Medical Products: It's not that hard to get a "target" list of people with a certain ailment. Health, beauty care, “cures,” or magic diets are offered by mail or e-mail. These will be cures or products targeted to help. Once they have your money sudden extra fees may crop up and your product will never get there without the extra money. It will never get there at all anyway.
900 Number: This one was big in the nineties. 900 numbers are legitimate, but the call may cost more than advertised. You will most likely be put on hold to add to the bill, and many products are worthless. But as long as you're on the phone, you're giving away money.
Internet ‘Phishing’ Scams: An e-mail is sent to you from a business, organization, or government agency asking you to update or validate information about your account. That's it! The message asks you to respond immediately. And for security reasons, it asks you to not open any attachment, reply, or click on links within the message. It will sound official and probably make perfect sense. Next thing you know your account is drained.
Obituary: If you've had a recent death in the family, all it takes is somebody with a newspaper to scam you. Playing on your grief. A COD box arrives with a product for “your recently deceased who-ever.” It's something that so-and-so ordered before they died and you need to pay for it now. Pay for it, open it, it's empty. The messenger was an imposter. And you're burnt.

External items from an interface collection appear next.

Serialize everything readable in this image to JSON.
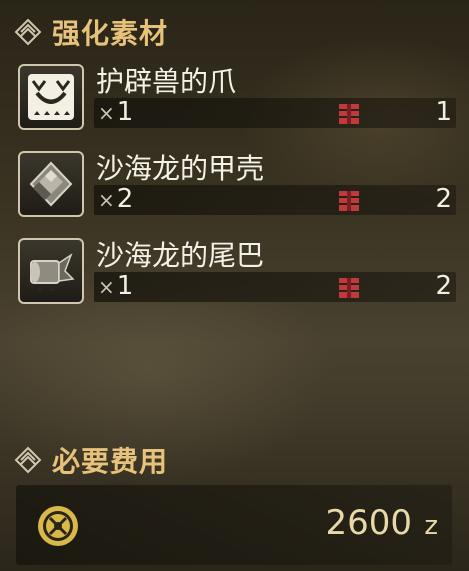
{
  "materials_section": {
    "title": "强化素材",
    "items": [
      {
        "name": "护辟兽的爪",
        "qty_prefix": "×",
        "qty": "1",
        "owned": "1",
        "icon": "claw-icon"
      },
      {
        "name": "沙海龙的甲壳",
        "qty_prefix": "×",
        "qty": "2",
        "owned": "2",
        "icon": "shell-icon"
      },
      {
        "name": "沙海龙的尾巴",
        "qty_prefix": "×",
        "qty": "1",
        "owned": "2",
        "icon": "tail-icon"
      }
    ]
  },
  "cost_section": {
    "title": "必要费用",
    "amount": "2600",
    "unit": "z"
  },
  "colors": {
    "header_gold": "#e6c27a",
    "item_box_red": "#c0393b",
    "coin_gold": "#d9b84a"
  }
}
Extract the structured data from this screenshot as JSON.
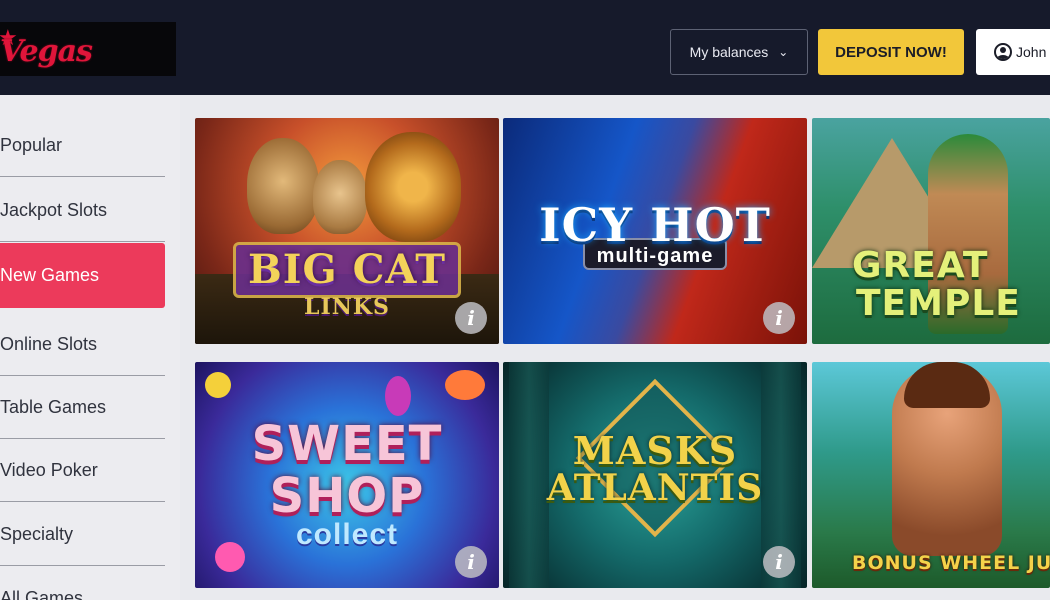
{
  "header": {
    "logo_text": "Vegas",
    "balances_label": "My balances",
    "deposit_label": "DEPOSIT NOW!",
    "user_name": "John"
  },
  "sidebar": {
    "items": [
      {
        "label": "Popular",
        "active": false
      },
      {
        "label": "Jackpot Slots",
        "active": false
      },
      {
        "label": "New Games",
        "active": true
      },
      {
        "label": "Online Slots",
        "active": false
      },
      {
        "label": "Table Games",
        "active": false
      },
      {
        "label": "Video Poker",
        "active": false
      },
      {
        "label": "Specialty",
        "active": false
      },
      {
        "label": "All Games",
        "active": false
      }
    ]
  },
  "games": [
    {
      "title_line1": "BIG CAT",
      "title_line2": "LINKS"
    },
    {
      "title_line1": "ICY HOT",
      "title_line2": "multi-game"
    },
    {
      "title_line1": "GREAT",
      "title_line2": "TEMPLE"
    },
    {
      "title_line1": "SWEET",
      "title_line2": "SHOP",
      "title_line3": "collect"
    },
    {
      "title_line1": "MASKS",
      "title_line2": "ATLANTIS"
    },
    {
      "title_line1": "BONUS WHEEL JUNGLE"
    }
  ],
  "info_label": "i",
  "colors": {
    "header_bg": "#161a2b",
    "accent_pink": "#ec3a5b",
    "deposit_yellow": "#f2c73a",
    "logo_red": "#e0153a"
  },
  "icons": {
    "chevron": "chevron-down-icon",
    "user": "user-icon",
    "info": "info-icon"
  }
}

Again, there are thousands of ways people get scammed out of tons of money. The key is to be smart and do background checks. They say 'you can't con an honest john'. If thats true, then remember that you're never going to get something for nothing, and these days everybody is trying to pull a fast one.